Can Trump Speech Heal Republican Divisions?
The Republican National Convention has had its share of snafus and circus-like moments in its first three days. From a near-revolt on the floor to a botched handling of a partially plagiarized speech, to an address where former challenger Ted Cruz failed to endorse his rival, the big made-for-TV party has hardly been the show of unity GOP officials had hoped for.
Representatives from the Illinois delegation say they hope Thursday is the night that changes all that; that makes everyone forget about the controversial moments and the disunity. Even Illinois GOP Chairman Tim Schneider, who claimed earlier this week that the party was ‘in lockstep’ with Trump, says he has to display a different tone on the closing night of the convention.
“He needs to look presidential, but he is an unconventional candidate,” Schneider said. “He's going to say things others might not say, but I think he'll act much more presidential. But I still think he'll be Donald J. Trump.”
Others, like State Rep. David Harris of Arlington Heights, a Kasich delegate, says Trump will radically have to change his approach Thursday to win him over.

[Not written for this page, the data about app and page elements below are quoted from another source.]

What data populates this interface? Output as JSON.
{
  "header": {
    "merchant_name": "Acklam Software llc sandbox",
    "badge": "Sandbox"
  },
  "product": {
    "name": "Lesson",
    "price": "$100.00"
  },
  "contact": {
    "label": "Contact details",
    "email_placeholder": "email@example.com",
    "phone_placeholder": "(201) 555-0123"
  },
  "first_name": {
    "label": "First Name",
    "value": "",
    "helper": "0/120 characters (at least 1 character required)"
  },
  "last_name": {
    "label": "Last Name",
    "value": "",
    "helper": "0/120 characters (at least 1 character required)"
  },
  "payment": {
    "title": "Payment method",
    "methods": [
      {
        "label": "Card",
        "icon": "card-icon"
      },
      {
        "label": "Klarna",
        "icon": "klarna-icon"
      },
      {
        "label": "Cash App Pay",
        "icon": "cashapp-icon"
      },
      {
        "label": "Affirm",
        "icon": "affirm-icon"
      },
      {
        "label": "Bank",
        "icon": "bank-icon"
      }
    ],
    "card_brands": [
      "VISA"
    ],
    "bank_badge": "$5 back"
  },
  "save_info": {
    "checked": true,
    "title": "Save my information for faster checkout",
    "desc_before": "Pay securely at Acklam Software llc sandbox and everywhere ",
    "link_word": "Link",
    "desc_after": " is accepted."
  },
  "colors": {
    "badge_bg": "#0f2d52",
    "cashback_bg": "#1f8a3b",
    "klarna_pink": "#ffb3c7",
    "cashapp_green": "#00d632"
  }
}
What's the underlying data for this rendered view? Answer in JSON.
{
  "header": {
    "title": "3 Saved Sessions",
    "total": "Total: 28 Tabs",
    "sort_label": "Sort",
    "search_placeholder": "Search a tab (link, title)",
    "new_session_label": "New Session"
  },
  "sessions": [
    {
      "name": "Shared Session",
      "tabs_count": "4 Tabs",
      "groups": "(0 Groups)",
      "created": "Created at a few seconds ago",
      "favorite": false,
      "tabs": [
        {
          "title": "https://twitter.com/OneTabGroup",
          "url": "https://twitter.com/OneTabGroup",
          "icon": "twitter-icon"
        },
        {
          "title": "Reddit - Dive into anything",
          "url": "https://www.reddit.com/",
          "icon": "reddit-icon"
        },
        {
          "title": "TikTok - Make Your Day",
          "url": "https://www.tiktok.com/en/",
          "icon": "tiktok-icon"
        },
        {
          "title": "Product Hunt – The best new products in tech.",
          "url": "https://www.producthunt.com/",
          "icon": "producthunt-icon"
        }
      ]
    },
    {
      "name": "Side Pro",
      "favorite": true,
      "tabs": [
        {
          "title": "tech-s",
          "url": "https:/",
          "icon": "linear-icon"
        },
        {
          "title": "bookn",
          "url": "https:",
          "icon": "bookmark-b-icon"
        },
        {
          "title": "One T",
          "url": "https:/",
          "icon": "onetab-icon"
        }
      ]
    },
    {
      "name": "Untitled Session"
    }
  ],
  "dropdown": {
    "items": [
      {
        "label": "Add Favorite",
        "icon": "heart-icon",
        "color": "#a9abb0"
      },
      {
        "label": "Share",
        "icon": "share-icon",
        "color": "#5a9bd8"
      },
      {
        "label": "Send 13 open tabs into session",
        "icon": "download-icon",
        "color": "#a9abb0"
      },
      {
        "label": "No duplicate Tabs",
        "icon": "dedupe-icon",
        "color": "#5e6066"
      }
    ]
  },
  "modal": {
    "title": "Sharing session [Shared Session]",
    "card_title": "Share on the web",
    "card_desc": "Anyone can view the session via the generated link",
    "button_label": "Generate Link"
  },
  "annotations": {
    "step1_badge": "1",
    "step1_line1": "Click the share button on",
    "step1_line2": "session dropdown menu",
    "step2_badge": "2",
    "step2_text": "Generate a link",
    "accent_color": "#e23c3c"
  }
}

“Stop with the phrases. Put some red meat to it,” Harris said. “I want to hear where he's going to take the country. How we defeat ISIS. How we grow jobs. Don't just tell me we're going to ‘make America great’ or ‘make America first.’ Show me the policies behind the slogans.”
“I think you'll see a much more prepared and polished speech than he normally gives,” said Springfield resident Kent Gray, who is Trump's former Illinois campaign chairman and an Illinois delegate. “But it'll still appeal to the angst that voters across this country feel about the direction of this country.”
Join “Chicago Tonight” for continued coverage of the Republican National Convention all week.
Follow Paris Schutz on Twitter: @paschutz
July 21: Republican former New York Mayor Rudy Giuliani on Thursday didn't hold back his criticism of Chicago's ballooning murder rate and the handling of it by his counterpart, Mayor Rahm Emanuel.
July 21: An Illinois delegate for Donald Trump had her credentials revoked after Illinois Republican officials determined she was behind a racist Facebook post.
July 20: First there was warm applause, then restlessness, then all-out anger and rage. U.S. Sen. Ted Cruz began his speech Wednesday by congratulating Donald Trump, but he did not mention the GOP presidential nominee's name again.
July 20: Day three of the Republican National Convention proved to be the liveliest one yet. Donald Trump made an appearance, Ted Cruz was booed for not endorsing Trump and Mike Pence accepted the Republican vice presidential nomination.